**TASK TO COMPLETE**
Copies of all lines that contain "JSON" are needed; take them from the data below.

**RECORDS TO PROCESS**
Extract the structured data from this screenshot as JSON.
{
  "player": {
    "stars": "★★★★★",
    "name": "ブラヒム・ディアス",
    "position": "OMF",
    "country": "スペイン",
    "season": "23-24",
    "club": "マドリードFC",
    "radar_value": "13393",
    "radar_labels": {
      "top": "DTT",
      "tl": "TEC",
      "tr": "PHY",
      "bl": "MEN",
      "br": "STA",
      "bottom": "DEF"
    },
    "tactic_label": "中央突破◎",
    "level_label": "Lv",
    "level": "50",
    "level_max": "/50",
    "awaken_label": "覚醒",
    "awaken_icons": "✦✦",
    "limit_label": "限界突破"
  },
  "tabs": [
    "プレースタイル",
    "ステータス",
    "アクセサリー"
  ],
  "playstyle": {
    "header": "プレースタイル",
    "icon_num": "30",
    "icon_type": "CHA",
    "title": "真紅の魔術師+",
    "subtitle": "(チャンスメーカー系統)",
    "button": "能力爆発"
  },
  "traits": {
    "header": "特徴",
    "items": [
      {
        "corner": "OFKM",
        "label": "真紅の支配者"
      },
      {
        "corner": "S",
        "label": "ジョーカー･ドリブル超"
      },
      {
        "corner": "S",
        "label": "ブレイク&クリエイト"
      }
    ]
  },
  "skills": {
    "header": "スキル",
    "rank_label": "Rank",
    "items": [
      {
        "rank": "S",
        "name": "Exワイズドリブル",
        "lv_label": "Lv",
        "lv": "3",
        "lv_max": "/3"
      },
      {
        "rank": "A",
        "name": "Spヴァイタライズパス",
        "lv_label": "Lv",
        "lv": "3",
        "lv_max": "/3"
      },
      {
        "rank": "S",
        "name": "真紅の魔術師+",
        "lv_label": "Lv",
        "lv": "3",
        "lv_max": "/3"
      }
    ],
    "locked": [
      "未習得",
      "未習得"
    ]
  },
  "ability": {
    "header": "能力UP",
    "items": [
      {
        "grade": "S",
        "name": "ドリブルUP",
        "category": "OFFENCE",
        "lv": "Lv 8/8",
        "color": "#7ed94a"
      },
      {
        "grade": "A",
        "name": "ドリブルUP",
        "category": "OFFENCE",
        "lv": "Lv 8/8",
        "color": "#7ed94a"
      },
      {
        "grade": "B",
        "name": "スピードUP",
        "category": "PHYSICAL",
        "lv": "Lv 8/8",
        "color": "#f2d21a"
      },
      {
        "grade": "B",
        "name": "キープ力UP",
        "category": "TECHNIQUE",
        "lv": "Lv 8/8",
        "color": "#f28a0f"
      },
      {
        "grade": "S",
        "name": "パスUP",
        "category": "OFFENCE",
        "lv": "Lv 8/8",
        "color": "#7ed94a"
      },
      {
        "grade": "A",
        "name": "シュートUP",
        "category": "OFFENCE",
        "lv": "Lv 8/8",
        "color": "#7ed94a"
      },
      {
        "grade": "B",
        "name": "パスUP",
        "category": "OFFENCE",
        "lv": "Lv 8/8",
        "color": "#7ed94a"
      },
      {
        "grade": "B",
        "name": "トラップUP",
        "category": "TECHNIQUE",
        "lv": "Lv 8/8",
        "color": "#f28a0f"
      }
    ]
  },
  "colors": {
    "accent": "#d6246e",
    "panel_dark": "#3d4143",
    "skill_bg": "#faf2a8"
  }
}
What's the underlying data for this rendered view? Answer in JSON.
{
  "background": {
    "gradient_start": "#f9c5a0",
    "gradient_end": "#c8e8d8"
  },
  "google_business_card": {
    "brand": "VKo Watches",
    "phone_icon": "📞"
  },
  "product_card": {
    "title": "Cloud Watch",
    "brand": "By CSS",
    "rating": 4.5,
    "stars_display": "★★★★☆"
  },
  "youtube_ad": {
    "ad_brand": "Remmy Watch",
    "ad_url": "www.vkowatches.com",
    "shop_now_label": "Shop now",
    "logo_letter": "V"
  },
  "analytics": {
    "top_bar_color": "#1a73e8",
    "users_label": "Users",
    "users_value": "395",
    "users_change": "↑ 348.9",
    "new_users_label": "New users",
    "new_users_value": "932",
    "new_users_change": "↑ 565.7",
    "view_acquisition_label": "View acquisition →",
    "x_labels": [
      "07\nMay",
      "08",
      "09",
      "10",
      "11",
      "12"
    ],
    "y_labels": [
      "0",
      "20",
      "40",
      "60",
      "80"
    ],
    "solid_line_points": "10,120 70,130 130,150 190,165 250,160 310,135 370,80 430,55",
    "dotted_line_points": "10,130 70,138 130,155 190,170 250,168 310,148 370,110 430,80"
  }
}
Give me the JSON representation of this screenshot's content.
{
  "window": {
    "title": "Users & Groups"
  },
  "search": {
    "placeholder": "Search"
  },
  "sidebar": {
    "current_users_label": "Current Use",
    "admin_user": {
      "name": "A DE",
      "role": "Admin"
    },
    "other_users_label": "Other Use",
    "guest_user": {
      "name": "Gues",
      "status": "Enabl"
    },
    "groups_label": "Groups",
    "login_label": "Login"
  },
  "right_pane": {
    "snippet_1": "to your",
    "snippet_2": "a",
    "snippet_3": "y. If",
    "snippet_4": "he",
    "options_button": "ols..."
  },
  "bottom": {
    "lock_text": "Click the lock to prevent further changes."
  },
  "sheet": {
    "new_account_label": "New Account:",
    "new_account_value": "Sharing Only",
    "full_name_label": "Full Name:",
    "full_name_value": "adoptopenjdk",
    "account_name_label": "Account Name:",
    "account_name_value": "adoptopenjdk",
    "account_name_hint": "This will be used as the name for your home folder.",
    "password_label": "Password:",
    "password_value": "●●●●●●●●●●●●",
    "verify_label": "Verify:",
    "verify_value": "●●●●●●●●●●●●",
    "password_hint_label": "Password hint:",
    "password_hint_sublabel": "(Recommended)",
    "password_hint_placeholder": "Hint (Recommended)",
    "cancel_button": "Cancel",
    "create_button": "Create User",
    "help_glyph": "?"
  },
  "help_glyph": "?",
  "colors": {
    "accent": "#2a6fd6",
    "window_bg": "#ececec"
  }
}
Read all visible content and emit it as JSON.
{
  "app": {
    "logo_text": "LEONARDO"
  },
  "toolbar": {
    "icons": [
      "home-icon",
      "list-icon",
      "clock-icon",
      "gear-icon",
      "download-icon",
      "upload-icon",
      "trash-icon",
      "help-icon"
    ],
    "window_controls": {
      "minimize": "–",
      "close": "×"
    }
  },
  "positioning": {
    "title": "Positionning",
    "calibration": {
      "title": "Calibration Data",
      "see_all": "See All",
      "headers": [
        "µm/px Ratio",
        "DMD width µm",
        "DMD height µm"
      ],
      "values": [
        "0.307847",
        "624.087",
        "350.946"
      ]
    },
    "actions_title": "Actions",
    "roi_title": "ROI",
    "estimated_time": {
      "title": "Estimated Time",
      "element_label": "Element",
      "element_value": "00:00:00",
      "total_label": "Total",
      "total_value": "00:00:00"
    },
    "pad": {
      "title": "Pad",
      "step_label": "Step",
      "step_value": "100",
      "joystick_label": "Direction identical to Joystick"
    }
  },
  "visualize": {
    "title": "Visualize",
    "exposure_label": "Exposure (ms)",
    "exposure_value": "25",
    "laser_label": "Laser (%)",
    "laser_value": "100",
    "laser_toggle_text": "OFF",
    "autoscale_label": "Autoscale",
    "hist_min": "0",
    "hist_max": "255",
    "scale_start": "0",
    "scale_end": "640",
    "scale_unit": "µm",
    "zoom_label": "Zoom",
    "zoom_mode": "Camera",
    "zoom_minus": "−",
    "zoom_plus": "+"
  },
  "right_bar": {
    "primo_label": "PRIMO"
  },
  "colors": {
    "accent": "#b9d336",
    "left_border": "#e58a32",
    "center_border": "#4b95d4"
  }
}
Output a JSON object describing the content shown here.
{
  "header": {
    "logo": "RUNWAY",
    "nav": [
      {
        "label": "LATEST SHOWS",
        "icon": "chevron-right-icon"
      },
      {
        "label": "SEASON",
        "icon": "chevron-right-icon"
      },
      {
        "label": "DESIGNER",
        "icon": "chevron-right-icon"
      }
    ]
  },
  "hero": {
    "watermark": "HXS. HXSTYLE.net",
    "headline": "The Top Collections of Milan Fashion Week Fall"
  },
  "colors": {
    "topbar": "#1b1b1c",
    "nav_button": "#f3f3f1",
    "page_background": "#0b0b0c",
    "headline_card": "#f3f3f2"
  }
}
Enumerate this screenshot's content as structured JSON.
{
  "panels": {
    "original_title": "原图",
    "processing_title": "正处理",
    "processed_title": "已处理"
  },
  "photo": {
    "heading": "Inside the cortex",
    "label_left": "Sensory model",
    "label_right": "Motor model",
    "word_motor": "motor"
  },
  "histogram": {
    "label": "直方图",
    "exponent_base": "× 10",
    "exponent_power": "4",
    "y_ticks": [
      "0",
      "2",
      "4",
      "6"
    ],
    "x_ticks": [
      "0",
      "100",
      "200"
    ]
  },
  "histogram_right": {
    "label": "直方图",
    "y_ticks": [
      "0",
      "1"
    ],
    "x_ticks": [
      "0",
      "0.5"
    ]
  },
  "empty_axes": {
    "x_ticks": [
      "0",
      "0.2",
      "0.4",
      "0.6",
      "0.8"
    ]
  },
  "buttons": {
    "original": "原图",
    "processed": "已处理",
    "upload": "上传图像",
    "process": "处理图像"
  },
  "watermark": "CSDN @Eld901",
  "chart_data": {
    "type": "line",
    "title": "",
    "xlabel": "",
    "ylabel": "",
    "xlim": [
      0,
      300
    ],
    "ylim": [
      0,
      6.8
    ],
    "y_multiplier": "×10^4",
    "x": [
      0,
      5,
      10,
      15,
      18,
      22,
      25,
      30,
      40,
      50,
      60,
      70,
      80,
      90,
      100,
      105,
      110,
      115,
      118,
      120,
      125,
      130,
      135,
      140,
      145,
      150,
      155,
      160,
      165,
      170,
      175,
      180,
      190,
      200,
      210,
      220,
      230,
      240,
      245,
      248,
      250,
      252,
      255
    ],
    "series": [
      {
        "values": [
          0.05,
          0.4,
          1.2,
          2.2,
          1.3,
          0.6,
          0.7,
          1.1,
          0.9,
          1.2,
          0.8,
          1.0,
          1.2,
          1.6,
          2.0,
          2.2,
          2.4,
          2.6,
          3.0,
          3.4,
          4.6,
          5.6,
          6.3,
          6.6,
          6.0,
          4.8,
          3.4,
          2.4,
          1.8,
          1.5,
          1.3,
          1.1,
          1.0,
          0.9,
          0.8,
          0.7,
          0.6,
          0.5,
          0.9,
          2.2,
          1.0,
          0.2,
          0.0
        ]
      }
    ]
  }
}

**ANSWER BOX**
Extract the structured data from this screenshot as JSON.
What's the underlying data for this rendered view? Answer in JSON.
Give me the JSON representation of this screenshot's content.
Read all visible content and emit it as JSON.
Output a JSON object describing the content shown here.
Enumerate this screenshot's content as structured JSON.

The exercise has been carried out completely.